This follows a letter written by eight US Congressmen to that country's Export-Import Bank (Exim Bank) asking it to immediately suspend all financial assistance to RIL until the company agrees to stop selling gasoline to Iran.
The Exim Bank has provided two separate loan guarantees worth $900 million, including a $400-million loan by JPMorgan in August. The loan was for funding RIL's expansion programme.
Sources in the know said the decision will not impact RIL's business as the quantity of supplies was not substantial. The company has diverted supplies to other regions, including Europe and the US.
When contacted, an RIL spokesperson said, "As a corporate policy and to maintain business confidentiality, we don't comment on specific transactions."
The letter written by the eight Congressmen said that RIL, being a major supplier of gasoline to Iran, is detrimental to the national security interests of the US and the loan is in direct collision with its foreign policy on Iran.
The four-page letter was signed by Congressmen Brad Sherman, Mark Steven Kirk, Howard L Berman, Edward R Royce, Steve Israel, Steven R Rothman, Ron Klein and Gary Ackerman. Of these, while Berman is chairman of the powerful House Committee of Foreign Relations, Sherman, Ackerman, Klein and Royce are its members. Israel and Rothman are members of the House Appropriations Committee.
"Given the apparent lack of consideration of the relationship between Iran and RIL during the approval of the two loan guarantees packages for RIL, we further urge that you take whatever action necessary to secure an understanding with Reliance that before any undisturbed guarantees are released, Reliance will commit to ceasing its gasoline shipments to Iran," the lawmakers said.

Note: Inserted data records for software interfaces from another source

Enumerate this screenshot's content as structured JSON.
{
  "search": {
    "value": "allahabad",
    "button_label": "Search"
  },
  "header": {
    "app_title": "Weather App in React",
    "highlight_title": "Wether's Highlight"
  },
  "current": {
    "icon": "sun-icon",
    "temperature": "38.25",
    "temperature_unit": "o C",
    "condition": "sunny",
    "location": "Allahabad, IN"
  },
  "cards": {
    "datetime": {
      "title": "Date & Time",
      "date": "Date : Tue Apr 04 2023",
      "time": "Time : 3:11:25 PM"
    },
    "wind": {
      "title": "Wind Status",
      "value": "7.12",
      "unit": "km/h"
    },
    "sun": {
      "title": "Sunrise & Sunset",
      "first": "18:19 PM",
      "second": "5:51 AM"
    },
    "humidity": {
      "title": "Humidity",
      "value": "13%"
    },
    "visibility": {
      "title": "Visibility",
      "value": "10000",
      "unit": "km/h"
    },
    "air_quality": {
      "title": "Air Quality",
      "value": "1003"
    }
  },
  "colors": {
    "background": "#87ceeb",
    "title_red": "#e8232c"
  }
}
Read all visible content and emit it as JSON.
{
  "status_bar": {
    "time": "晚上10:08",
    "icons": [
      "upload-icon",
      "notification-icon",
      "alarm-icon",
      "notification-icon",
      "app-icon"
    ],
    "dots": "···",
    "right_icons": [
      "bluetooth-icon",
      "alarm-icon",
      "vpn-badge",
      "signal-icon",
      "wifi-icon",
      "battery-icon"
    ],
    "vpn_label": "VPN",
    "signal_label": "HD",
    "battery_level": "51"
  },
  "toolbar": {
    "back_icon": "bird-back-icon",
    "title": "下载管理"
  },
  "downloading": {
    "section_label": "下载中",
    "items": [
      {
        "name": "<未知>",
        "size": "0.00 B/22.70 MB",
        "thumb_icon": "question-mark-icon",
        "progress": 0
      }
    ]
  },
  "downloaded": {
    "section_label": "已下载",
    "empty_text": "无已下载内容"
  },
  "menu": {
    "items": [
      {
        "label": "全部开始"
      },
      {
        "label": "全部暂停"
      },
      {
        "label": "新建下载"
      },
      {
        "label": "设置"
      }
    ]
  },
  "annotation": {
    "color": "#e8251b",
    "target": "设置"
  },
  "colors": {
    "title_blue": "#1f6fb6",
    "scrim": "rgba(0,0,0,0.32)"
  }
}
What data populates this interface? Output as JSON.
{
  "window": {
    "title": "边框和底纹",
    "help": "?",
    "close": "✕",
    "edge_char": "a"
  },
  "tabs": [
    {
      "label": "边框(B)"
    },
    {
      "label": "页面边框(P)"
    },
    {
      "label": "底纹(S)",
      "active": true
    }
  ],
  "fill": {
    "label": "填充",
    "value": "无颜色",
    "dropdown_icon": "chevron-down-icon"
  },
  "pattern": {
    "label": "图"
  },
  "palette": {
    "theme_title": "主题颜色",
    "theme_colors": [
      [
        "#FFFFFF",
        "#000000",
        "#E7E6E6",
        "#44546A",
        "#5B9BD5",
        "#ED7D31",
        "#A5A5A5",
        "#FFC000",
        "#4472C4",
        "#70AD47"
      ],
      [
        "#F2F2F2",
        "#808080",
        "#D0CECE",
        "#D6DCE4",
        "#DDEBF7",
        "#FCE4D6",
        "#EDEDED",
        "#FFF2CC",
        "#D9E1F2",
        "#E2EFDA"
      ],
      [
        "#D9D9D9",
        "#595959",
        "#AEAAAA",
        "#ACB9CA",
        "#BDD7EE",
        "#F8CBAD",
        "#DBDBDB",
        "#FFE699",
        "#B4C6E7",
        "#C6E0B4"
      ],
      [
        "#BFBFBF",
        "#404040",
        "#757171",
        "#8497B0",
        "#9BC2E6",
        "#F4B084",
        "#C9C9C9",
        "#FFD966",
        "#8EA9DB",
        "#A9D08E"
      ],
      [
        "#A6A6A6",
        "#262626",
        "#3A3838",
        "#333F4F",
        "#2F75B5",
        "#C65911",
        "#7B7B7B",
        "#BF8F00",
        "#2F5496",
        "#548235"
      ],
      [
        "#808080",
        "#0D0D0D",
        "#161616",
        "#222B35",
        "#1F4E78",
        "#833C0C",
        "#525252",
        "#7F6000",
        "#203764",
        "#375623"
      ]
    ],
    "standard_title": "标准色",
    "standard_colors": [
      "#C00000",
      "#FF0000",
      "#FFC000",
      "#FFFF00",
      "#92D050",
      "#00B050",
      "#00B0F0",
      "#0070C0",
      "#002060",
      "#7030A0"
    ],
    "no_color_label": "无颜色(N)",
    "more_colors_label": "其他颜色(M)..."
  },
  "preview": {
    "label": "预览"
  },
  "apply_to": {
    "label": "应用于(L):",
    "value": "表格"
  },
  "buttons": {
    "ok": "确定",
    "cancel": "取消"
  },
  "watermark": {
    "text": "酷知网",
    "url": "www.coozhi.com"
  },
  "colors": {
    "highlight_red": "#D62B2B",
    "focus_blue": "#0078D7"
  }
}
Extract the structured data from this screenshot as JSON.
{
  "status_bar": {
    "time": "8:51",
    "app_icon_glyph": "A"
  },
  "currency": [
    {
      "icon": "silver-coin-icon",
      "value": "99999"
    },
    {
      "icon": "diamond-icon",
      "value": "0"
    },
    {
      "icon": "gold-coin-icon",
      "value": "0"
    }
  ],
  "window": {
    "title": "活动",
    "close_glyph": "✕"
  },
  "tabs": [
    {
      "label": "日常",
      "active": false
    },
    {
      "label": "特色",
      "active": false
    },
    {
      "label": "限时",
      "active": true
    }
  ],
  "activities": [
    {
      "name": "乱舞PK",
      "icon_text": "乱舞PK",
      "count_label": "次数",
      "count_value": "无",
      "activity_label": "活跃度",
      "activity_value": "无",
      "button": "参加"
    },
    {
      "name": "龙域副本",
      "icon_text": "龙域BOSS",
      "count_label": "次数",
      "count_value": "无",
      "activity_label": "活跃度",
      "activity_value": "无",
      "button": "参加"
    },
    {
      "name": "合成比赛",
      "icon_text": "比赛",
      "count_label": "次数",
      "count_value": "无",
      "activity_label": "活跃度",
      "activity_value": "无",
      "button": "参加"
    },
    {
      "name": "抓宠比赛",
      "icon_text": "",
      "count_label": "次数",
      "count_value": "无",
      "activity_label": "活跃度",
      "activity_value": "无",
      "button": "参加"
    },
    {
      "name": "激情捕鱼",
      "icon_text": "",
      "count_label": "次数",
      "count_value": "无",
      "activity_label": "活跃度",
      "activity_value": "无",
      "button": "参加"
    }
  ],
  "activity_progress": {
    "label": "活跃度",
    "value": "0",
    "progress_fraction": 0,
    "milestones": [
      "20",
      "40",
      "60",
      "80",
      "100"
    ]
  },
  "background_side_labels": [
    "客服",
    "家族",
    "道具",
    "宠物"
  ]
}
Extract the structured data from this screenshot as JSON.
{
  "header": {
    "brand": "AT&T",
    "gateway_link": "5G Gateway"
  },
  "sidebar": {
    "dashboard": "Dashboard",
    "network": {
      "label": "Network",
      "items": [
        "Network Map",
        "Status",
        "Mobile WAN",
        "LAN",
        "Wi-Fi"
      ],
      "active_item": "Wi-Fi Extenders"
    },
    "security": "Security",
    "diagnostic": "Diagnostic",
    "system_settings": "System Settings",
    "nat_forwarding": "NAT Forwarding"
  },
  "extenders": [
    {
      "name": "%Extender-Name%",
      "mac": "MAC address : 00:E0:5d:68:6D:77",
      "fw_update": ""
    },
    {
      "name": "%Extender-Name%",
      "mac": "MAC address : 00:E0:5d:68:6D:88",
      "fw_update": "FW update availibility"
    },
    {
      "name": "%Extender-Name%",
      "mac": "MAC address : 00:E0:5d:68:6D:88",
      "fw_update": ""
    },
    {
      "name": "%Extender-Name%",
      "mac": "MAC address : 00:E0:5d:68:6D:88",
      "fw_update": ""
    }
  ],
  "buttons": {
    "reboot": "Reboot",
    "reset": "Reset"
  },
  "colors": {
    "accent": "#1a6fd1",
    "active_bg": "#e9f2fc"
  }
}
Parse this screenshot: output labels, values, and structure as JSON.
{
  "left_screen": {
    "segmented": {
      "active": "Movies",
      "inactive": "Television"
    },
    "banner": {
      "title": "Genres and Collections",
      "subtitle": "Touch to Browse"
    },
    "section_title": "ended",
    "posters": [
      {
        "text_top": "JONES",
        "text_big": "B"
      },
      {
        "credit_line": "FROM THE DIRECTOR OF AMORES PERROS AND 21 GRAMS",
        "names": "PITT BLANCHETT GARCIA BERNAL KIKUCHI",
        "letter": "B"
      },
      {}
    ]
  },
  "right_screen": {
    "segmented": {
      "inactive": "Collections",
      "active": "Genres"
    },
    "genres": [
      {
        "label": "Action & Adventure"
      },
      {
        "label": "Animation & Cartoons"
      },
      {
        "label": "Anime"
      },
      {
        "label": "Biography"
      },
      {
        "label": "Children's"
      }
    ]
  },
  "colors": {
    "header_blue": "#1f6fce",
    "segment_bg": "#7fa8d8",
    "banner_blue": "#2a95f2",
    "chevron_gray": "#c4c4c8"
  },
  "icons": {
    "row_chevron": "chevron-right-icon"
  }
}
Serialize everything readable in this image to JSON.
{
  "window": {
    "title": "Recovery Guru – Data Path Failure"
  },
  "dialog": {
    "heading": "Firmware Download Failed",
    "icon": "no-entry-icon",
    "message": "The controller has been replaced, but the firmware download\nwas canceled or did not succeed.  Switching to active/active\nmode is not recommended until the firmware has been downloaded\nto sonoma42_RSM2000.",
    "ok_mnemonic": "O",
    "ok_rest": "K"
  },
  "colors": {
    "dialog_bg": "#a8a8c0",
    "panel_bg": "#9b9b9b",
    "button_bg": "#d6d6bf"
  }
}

The letter from the House of Representative members follows another sent by Senators Joe Lieberman and Jon Kyl early November, who also raised similar concerns about Ex-Im Bank's ties with RIL.
Ex-Im had then defended its role saying, "Ex-Im is not aware that Iran is among the largest markets of RIL's energy products. In fact, RIL has informed us that sales to Iran from its existing refinery present only a small portion of RIL's total trade activities."
"The bank has communicated to RIL regarding the letter from the lawmakers and put pressure on them to withdraw from supply to Iran. The company has responded to the concerns of the bank and lawmakers immediately since it did not want to spoil its relations in the US," the sources said.